July 21, 2014: MS Dhoni’s India finally win in England
MS Dhoni lost all four Tests as Indian captain during the 2011 tour. The first Test of the 2014 tour at Trent Bridge ended in a draw. To make things worse was India’s dismal record in Lord’s Test. They hadn’t won a Test there in 28 years. The curators dished out a green track, and India were asked to bat first.
Ajinkya Rahane's superb hundred ensured India posted a decent total. Bhuvneshwar Kumar’s six-for then limited England's lead to just 24 runs. A charged-up Indian lower order then joined the party and helped the side set England a target of 319. The hosts looked well on course before Ishant Sharma began his short-ball barrage, claiming a seven-for as India bowled out England for 223.
Trivia: Ishant Sharma averaged 38 with the ball from 56 Tests till the 2014 Lord’s Test. Since then, he has averaged just above 25 from 47 Tests and is regarded as one of the best fast bowlers in the world.
August 16, 2021: Virat Kohli's India turn the tables in a heated Lord's Test
Mental disintegration was more of an Australian thing. It was India's turn to take a leaf out of Steve Waugh's book and implement it on the English side. No wonder Waugh has always been vocal in his praise for Virat Kohli.
With Kohli around, you'd expect things to spice up, and the 2021 Lord's Test had zest aplenty. In a battle of skills, India trumped England, with their main artillery being psychology.
India could have won the Trent Bridge Test if the rain hadn't had the final say. At Lord's, India won round one after being forced to bat in seamer-friendly conditions, with Rohit Sharma scoring 83 and KL Rahul notching up a magnificent century.
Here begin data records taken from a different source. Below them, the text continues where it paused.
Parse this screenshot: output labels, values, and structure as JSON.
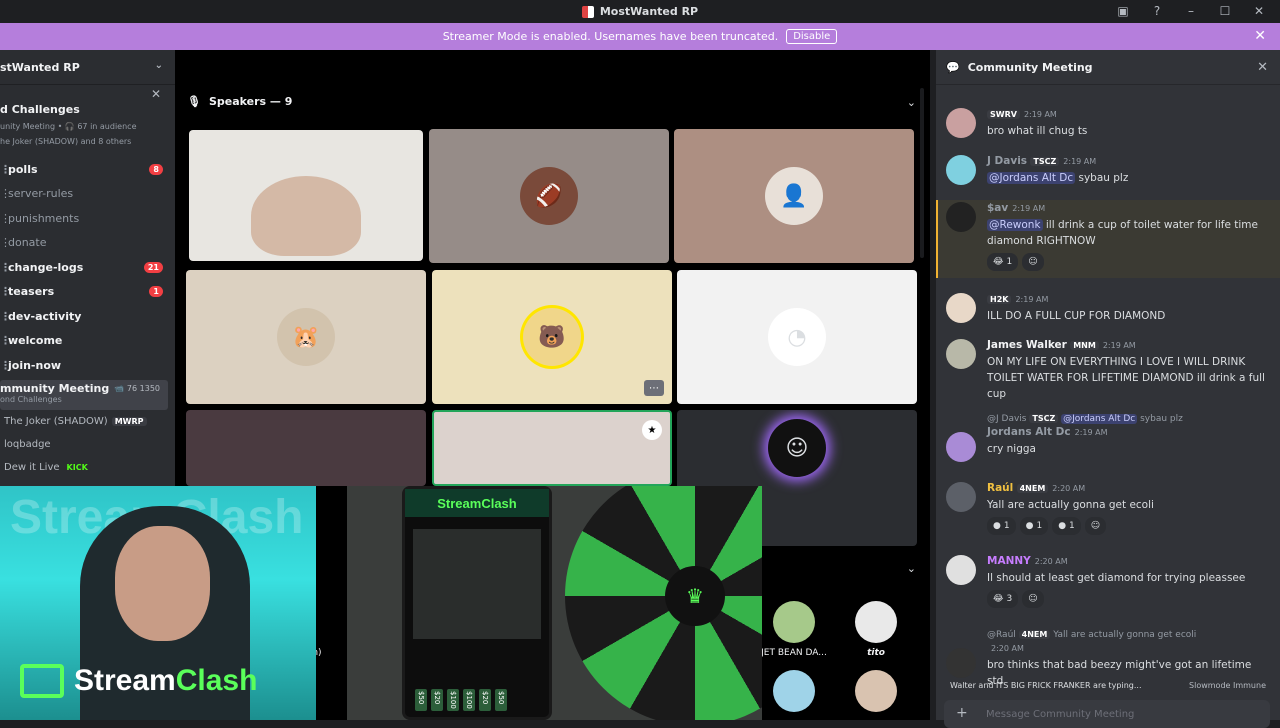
{
  "app": {
    "title": "MostWanted RP"
  },
  "banner": {
    "text": "Streamer Mode is enabled. Usernames have been truncated.",
    "button": "Disable"
  },
  "sidebar": {
    "server_name": "stWanted RP",
    "event": {
      "title": "d Challenges",
      "line1": "unity Meeting • 🎧 67 in audience",
      "line2": "he Joker (SHADOW) and 8 others"
    },
    "channels": [
      {
        "name": "polls",
        "bold": true,
        "badge": "8"
      },
      {
        "name": "server-rules",
        "bold": false,
        "badge": ""
      },
      {
        "name": "punishments",
        "bold": false,
        "badge": ""
      },
      {
        "name": "donate",
        "bold": false,
        "badge": ""
      },
      {
        "name": "change-logs",
        "bold": true,
        "badge": "21"
      },
      {
        "name": "teasers",
        "bold": true,
        "badge": "1"
      },
      {
        "name": "dev-activity",
        "bold": true,
        "badge": ""
      },
      {
        "name": "welcome",
        "bold": true,
        "badge": ""
      },
      {
        "name": "join-now",
        "bold": true,
        "badge": ""
      }
    ],
    "voice": {
      "name": "mmunity Meeting",
      "sub": "ond Challenges",
      "count": "76",
      "aud": "1350"
    },
    "voice_users": [
      {
        "name": "The Joker (SHADOW)",
        "tag": "MWRP"
      },
      {
        "name": "loqbadge",
        "tag": ""
      },
      {
        "name": "Dew it Live",
        "tag": "KICK"
      }
    ]
  },
  "stage": {
    "speakers_label": "Speakers — 9",
    "audience": [
      {
        "name": "Twin)"
      },
      {
        "name": "JET BEAN DA..."
      },
      {
        "name": "tito"
      }
    ]
  },
  "overlay": {
    "brand1": "Stream",
    "brand2": "Clash",
    "wm": "StreamClash",
    "phone_head": "StreamClash",
    "prices": [
      "$50",
      "$20",
      "$100",
      "$100",
      "$20",
      "$50"
    ]
  },
  "chat": {
    "header": "Community Meeting",
    "messages": [
      {
        "name": "",
        "tag": "SWRV",
        "time": "2:19 AM",
        "text": "bro what ill chug ts",
        "color": "#e060b0"
      },
      {
        "name": "J Davis",
        "tag": "TSCZ",
        "time": "2:19 AM",
        "mention": "@Jordans Alt Dc",
        "text": " sybau plz",
        "color": "#949ba4"
      },
      {
        "name": "$av",
        "tag": "",
        "time": "2:19 AM",
        "mention": "@Rewonk",
        "text": " ill drink a cup of toilet water for life time diamond RIGHTNOW",
        "color": "#949ba4",
        "react": "1"
      },
      {
        "name": "",
        "tag": "H2K",
        "time": "2:19 AM",
        "text": "ILL DO A FULL CUP FOR DIAMOND",
        "color": "#e060b0"
      },
      {
        "name": "James Walker",
        "tag": "MNM",
        "time": "2:19 AM",
        "text": "ON MY LIFE ON EVERYTHING I LOVE I WILL DRINK TOILET WATER FOR LIFETIME DIAMOND ill drink a full cup",
        "color": "#f2f3f5"
      },
      {
        "reply_name": "@J Davis",
        "reply_tag": "TSCZ",
        "reply_mention": "@Jordans Alt Dc",
        "reply_text": " sybau plz",
        "name": "Jordans Alt Dc",
        "time": "2:19 AM",
        "text": "cry nigga",
        "color": "#949ba4"
      },
      {
        "name": "Raúl",
        "tag": "4NEM",
        "time": "2:20 AM",
        "text": "Yall are actually gonna get ecoli",
        "color": "#f0c040",
        "reacts": [
          "1",
          "1",
          "1"
        ]
      },
      {
        "name": "MANNY",
        "tag": "",
        "time": "2:20 AM",
        "text": "Il should at least get diamond for trying pleassee",
        "color": "#c77dff",
        "react": "3"
      },
      {
        "reply_name": "@Raúl",
        "reply_tag": "4NEM",
        "reply_text": " Yall are actually gonna get ecoli",
        "name": "",
        "time": "2:20 AM",
        "text": "bro thinks that bad beezy might've got an lifetime std",
        "color": "#e060b0"
      }
    ],
    "typing": "Walter and ITS BIG FRICK FRANKER are typing...",
    "slowmode": "Slowmode Immune",
    "placeholder": "Message Community Meeting"
  }
}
England bounced back on Day 2 and took the lead on Day 3.
Jasprit Bumrah's barrage of short balls against James Anderson fuelled controversy on Day 3, followed by Kohli and old nemesis Anderson's verbal tiffs on Day 4. Despite some resilience from the out-of-form batters - Cheteshwar Pujara and Ajinkya Rahane - England remained in an advantageous position.
The hosts began sniffing a win after Rishabh Pant and Ishant Sharma were dismissed early on the fifth days, with India's lead being just over 180 runs.
Jasprit Bumrah and Mohammed Shami were at the end of hostility from the hosts. There was retaliatory short-pitched bowling against them, and so were the verbal volleys. The tailenders rode on it and breezed to an unbeaten 89-run stand. With a 271-run lead, Kohli declared just after Lunch.
Charged up with the fightback from the tail and England's verbal tactics, India matched their counterparts in their game and upped their skills with the ball to dismantle the hosts for just 120 during the late hours of the final day.
One of India's most famous wins was etched courtesy of a complete team effort. Rahul got a hundred; Rohit came close to it; Kohli played a crucial 42 in the first innings and led the side well; Pujara and Rahane stitched a critical second-innings partnership; Rishabh Pant and Ravindra Jadeja played good hands in the first innings; Shami and Bumrah changed it with the bat and claimed three wickets each; Ishant Sharma and Mohammed Siraj were the best bowlers, claiming five and eight wickets in the Test respectively.